The Scottish National Party has suggested "golden handcuffs" for graduates of Scottish medical schools as an alternative to controversial proposals for premium fees for non-Scottish UK students, writes Olga Wojtas.
The Scottish Executive wants the power to raise fees for non-Scots to prevent schools being swamped by "fee refugees", applicants seeking a Scottish medical degree to avoid paying top-up fees in England. It is particularly worried because most non-Scottish students return home after graduation, while the National Health Service in Scotland has recruitment problems.
But Fiona Hyslop, SNP spokesperson for education, has urged ministers to look at the possibility of insisting that graduates work in the Scottish NHS for a period. "It is important to ensure that those who are trained in Scotland and whose training is paid for by the taxpayer should have the opportunity to contribute to the NHS in Scotland," she said. "In principle, golden handcuffs at the latter stages of training are far better than a policy that introduces top-up fees at the start."
Jim Wallace, Lifelong Learning Minister, dismissed the proposal. He said that graduates who found they were more suited to careers outside medicine or who wanted to support people in developing countries would face "a £67,000 fine" (the money required to repay the cost of their course).
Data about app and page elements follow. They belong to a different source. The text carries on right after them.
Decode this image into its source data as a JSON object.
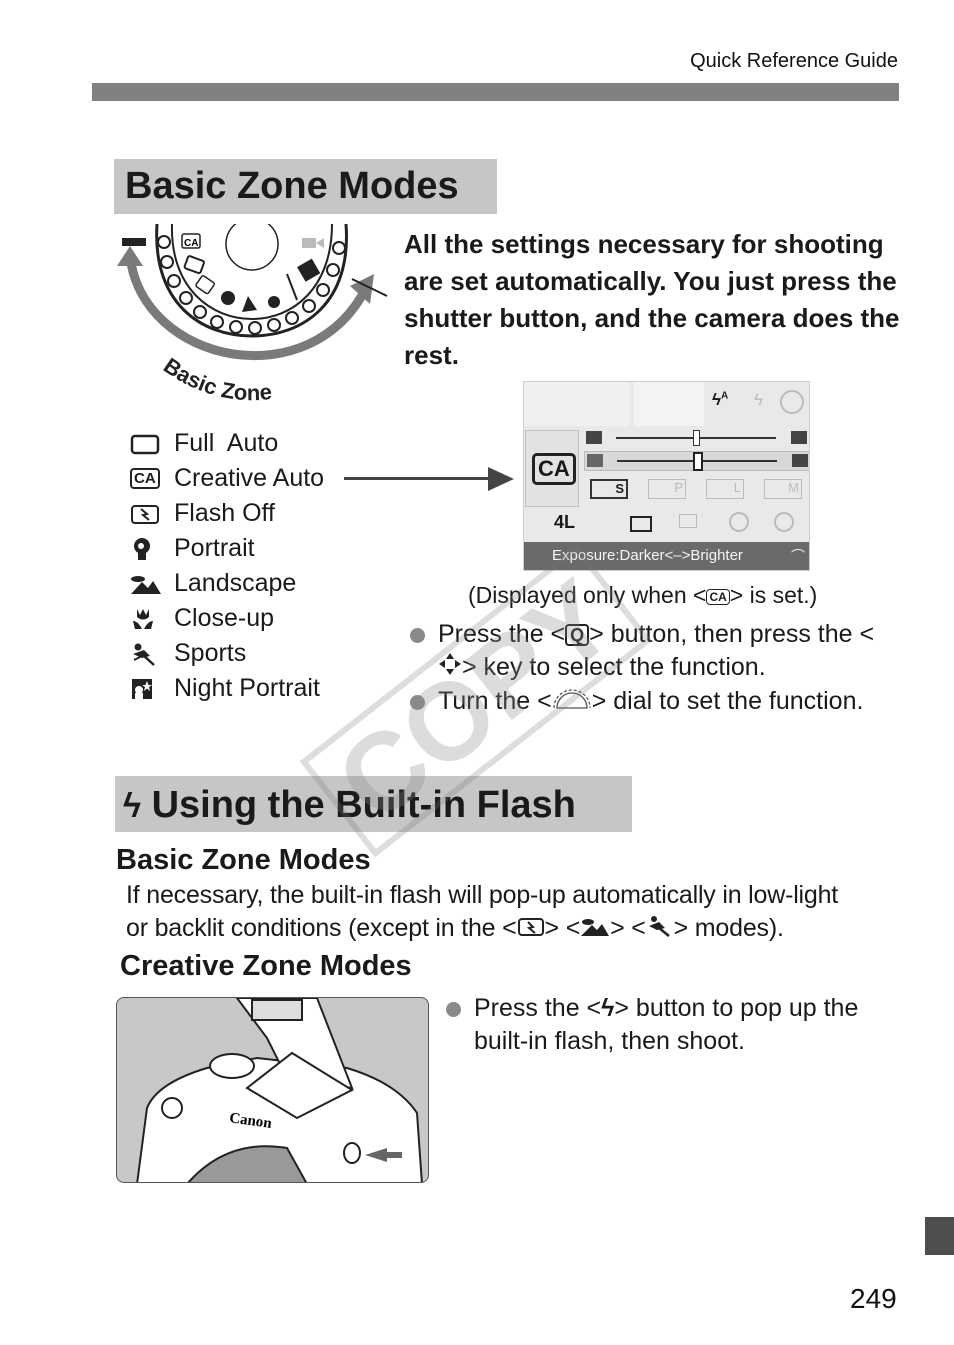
{
  "header": {
    "title": "Quick Reference Guide"
  },
  "section1": {
    "title": "Basic Zone Modes",
    "dial_label": "Basic Zone",
    "intro": "All the settings necessary for shooting are set automatically. You just press the shutter button, and the camera does the rest.",
    "modes": [
      {
        "icon": "full-auto-icon",
        "label": "Full  Auto"
      },
      {
        "icon": "creative-auto-icon",
        "label": "Creative Auto"
      },
      {
        "icon": "flash-off-icon",
        "label": "Flash Off"
      },
      {
        "icon": "portrait-icon",
        "label": "Portrait"
      },
      {
        "icon": "landscape-icon",
        "label": "Landscape"
      },
      {
        "icon": "close-up-icon",
        "label": "Close-up"
      },
      {
        "icon": "sports-icon",
        "label": "Sports"
      },
      {
        "icon": "night-portrait-icon",
        "label": "Night Portrait"
      }
    ],
    "lcd": {
      "mode_badge": "CA",
      "flash_options": [
        "4A",
        "4",
        "off"
      ],
      "drive_quality": "4L",
      "status_text": "Exposure:Darker<–>Brighter",
      "ambience_options": [
        "S",
        "P",
        "L",
        "M"
      ]
    },
    "caption_prefix": "(Displayed only when <",
    "caption_icon": "CA",
    "caption_suffix": "> is set.)",
    "bullets": [
      {
        "pre": "Press the <",
        "icon": "Q",
        "mid": "> button, then press the <",
        "icon2": "cross-keys",
        "post": "> key to select the function."
      },
      {
        "pre": "Turn the <",
        "icon": "main-dial",
        "post": "> dial to set the function."
      }
    ]
  },
  "section2": {
    "title": "Using the Built-in Flash",
    "basic": {
      "heading": "Basic Zone Modes",
      "line1": "If necessary, the built-in flash will pop-up automatically in low-light",
      "line2_pre": "or backlit conditions (except in the <",
      "line2_post": "> modes)."
    },
    "creative": {
      "heading": "Creative Zone Modes",
      "bullet_pre": "Press the <",
      "bullet_post": "> button to pop up the built-in flash, then shoot."
    },
    "photo_brand": "Canon"
  },
  "watermark": "COPY",
  "page_number": "249"
}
But Ms Hyslop said there was no intention to target such graduates. Labour MSP Mike Watson said the National Union of Students Scotland had come up with "highly credible alternatives" to the ministerial proposals. There could, for example, be a relaxation of entrance criteria, which demanded that Scottish applicants achieve all the necessary Higher passes in a single sitting.